Yippee! There’s great news. The TV show NOVA scared me a few weeks ago by describing the phenomenon called “global dimming.” I blogged about it
Whereas according to NOVA, clouds generally shield the earth from the sun’s rays and offset some of the global warming effects of the greenhouse gases, Rodgers’s web site argues the contrary: that the soot element actually accounts for a large part of the global warming effect.
This will be very welcome news if it is established, since soot is easier to remove from the atmosphere than greenhouse gases. Whereas NOVA implied that we should avoid removing particulates too rapidly, since that would even intensify global warming, Rodgers’s web site calls for the opposite, arguing that a quick reduction in soot will slow down the GHG effects and give us longer to fix that problem.
Rodgers argues that soot from Asia is the main factor behind the melting of glaciers, for soot impairs the albedo (reflectivity) of the white surface. Citing Professor V. Ramanathan (one of the main researchers cited by the NOVA program too), Rogers claims that the deglaciation of the Himalayas largely results from the effects of airborne soot in the region. The sooty brown clouds seem to inhibit the formation of low-altitude cumulus clouds that provide a true net cooling benefit. Much of the soot comes from Asian and Pacific-region coal-powered industries and cooking fires, possibly accounting for up to 12 percent of global warming, worldwide. Add to that the melt-off of the Arctic,
“we might readily account for 33 percent of all human-caused global warming being due to soot.

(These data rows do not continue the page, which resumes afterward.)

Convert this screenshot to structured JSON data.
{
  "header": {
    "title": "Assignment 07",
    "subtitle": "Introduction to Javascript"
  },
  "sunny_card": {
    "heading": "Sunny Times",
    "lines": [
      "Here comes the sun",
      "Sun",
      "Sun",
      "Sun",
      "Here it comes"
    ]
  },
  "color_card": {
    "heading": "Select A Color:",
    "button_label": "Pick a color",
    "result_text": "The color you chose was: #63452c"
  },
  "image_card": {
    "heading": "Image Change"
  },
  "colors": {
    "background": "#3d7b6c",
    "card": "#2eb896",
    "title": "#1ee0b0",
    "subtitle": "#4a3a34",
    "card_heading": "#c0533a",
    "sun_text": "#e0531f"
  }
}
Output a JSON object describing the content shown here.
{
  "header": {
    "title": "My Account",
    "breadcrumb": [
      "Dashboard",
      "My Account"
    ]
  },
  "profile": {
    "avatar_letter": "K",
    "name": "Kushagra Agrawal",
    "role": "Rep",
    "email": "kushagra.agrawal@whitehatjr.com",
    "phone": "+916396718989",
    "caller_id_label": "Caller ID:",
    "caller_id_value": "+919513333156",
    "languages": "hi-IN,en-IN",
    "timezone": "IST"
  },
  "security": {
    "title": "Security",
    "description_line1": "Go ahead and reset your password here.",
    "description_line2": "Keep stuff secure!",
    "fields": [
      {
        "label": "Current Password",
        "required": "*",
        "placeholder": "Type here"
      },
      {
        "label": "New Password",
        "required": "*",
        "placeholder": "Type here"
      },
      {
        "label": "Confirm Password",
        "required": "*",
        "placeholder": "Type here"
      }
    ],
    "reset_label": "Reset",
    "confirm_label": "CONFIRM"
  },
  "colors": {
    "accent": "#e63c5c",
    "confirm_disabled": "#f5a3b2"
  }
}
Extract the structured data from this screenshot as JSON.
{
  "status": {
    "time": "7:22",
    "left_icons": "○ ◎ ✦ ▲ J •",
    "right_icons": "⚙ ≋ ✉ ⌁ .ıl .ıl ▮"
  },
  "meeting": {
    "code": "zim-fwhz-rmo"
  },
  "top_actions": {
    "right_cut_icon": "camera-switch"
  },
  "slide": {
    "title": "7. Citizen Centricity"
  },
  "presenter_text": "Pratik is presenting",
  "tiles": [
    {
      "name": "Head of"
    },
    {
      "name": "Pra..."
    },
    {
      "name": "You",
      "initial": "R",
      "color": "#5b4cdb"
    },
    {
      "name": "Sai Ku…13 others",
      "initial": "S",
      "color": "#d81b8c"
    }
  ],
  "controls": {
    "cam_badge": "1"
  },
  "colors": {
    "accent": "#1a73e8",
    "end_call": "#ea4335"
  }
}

“Were another 10-15 percent of all global warming found to result from other sources of soot in the industrialized West and in the tropics and subtropics (wood burning, slash and burn agriculture), we might be looking at a net 45-48 percent of global warming thus far being due to readily-mitigated soot....
[If the soot is eliminated] “We could observe tangible, meaningful results in addressing climate change, with the Arctic and Greenland ice sheets regenerating and the monsoon cycles in Asia resuming their normal patterns.“
So where does this soot originate? I found a brief article and map in the September 2007 issue of New Scientist (page 15). The Blacksmith Institute in New York, has released its annual list of the world’s most toxic places. They created a database of 600 polluted sites, then pared it down to the worst ten places on earth, in terms of the number of people harmed by the emissions. Six of these were in Asia, India, and Russia. The list includes Linfen, the heart of China’s coal industry; Sukinda, in India, which affects 2.6 million people with its chromite mines; and Dzerzhinsk, Russia, where people are exposed to the toxic by-products of chemical weapons. This list of 400 sites would provide a good list of the major sources of soot in the world. It will give us an excellent starting point for solving a big part of Earth’s problems.
Thanks to you, Lee Rodgers.